Now, the Steelers have bookended the 38-year-old Harrison (in his second stint in Pittsburgh) with 23-year-old Bud Dupree, the 6-foot-4 beast out of Kentucky that laid out Moore with that devastating hit to the jaw in the wild card round. Throw in Ryan Shazier and Lawrence Timmons, and you have a group that is just as imposing as the group in the mid-90s.

“They have a lot of guys that can do different things,” McDaniels said. “Their down guys are not just run stoppers. [Stephon] Tuitt is a very active guy, and he’s created a lot of pressure on the quarterback from the spots that he plays. They’ll pressure people with pressures, so with linebacker blitzes, so guys like Timmons and Shazier and those types of guys, they all have sacks, they all have quarterback pressures. And then the edge rushers, the Harrison’s and the Dupree’s, those guys, I mean they’re constantly involved in the rush as well. It’s not just one guy; that’s the biggest thing.

“It’s the entire front, plus you’re going to get secondary pressures, their nickel back, their safeties are all involved in the blitz packages, which has kind of been a hallmark of their defense over many years. Those guys are going to get hits on the quarterback, and you’re going to have to pick them up in blitz pick-up and make sure that you don’t give them any easy plays there, too.

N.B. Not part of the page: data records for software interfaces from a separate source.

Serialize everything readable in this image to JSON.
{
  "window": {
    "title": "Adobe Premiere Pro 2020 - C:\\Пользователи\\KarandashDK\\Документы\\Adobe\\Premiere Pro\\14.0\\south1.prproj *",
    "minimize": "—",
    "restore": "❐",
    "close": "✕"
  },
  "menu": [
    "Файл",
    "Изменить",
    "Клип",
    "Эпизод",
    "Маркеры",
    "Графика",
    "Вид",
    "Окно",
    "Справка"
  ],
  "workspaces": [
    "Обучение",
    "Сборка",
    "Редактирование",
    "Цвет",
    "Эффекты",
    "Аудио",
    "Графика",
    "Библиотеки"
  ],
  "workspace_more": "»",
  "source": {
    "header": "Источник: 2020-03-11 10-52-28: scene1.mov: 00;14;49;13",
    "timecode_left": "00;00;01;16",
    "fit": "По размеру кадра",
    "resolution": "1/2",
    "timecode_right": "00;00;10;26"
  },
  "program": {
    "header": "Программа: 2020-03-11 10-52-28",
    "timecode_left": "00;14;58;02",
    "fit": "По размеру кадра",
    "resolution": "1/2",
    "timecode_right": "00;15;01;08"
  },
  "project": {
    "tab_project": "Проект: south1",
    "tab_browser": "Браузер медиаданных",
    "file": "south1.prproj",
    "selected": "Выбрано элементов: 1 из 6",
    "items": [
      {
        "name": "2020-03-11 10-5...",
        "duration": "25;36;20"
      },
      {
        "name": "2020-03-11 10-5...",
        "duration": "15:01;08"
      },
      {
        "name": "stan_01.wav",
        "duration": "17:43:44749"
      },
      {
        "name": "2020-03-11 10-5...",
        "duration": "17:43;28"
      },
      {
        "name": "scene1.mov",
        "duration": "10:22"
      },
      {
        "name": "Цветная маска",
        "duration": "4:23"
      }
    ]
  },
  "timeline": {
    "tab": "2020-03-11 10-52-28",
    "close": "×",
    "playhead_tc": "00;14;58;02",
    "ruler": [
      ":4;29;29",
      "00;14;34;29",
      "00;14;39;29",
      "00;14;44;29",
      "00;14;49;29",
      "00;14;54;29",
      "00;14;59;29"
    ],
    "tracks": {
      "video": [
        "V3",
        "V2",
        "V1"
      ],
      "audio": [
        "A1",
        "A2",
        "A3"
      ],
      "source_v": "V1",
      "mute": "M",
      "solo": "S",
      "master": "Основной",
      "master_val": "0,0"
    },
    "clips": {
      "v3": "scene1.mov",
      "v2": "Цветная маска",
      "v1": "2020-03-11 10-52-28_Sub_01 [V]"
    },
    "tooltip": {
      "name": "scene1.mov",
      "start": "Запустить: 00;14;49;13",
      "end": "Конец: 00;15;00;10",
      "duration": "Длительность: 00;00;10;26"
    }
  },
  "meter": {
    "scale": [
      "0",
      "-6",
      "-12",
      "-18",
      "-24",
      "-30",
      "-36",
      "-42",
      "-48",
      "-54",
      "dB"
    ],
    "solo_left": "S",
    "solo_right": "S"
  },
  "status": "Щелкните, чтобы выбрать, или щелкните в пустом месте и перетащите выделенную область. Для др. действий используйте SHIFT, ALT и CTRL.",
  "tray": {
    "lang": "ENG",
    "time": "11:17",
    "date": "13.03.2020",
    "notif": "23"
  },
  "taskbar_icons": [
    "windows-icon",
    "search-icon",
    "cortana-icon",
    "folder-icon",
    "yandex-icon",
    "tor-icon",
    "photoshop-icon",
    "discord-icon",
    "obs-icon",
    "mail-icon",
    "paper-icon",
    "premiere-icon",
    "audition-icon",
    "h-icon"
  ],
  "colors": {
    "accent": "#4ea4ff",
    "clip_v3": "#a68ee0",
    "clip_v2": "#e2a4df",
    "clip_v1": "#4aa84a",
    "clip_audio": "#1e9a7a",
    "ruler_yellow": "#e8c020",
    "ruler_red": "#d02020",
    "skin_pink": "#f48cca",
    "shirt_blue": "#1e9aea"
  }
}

“So, you can’t really focus your attention on one or two guys. That’s not really what this defense is built on. They’re going to come at you in waves. Different people are going to come on different plays, and you’ve got to be ready to handle them all. And they’re all physical, athletic and they know exactly how to execute in their system and in their scheme. They’re extremely well-coached; [defensive coordinator] coach [Keith] Butler does a great job. I know [head coach] coach [Mike] Tomlin has always done a great job with them. We have a ton of respect for them, and like I said before, this is going to be a great challenge this week.”

This Pittsburgh defense has evolved over the years from the “Steel Curtain” of the 1970s that featured the most famous 4-3 personnel of all-time. On the line it was L.C. Greenwood and Dwight White on the outside and Joe Greene and Ernie Holmes on the inside. Behind them were Jack Lambert, Jack Ham and Andy Russell.

For perspective, Bill Belichick reminded everyone Monday where the seeds for dominant Pittsburgh defensive dominance were sewn. It was Belichick, in his first year in Cleveland in 1991, who coached against Chuck Noll in his final game in the NFL.

“I have great respect for what they’ve done through the years,” Belichick said. “Coach Noll was a tremendous coach. [He] did a great job of I’d say developing a certain style of play on that team, both offensively and defensively. Really he’s kind of the founder of Cover-2 with Bud Carson and the stunt 4-3 defense that they ran, which is a 4-3 – it’s similar to what we did in Cleveland. It has some principles to it. Spacing is different, but it has a lot of the same principles that I’ve used in coaching 3-4 and those types of defenses throughout my career, as well as the Cover-2 foundation that Coach Noll laid. And then Coach Cowher came in there and had tremendous success with their blitz-zone scheme.”

Blog Author: 
Mike Petraglia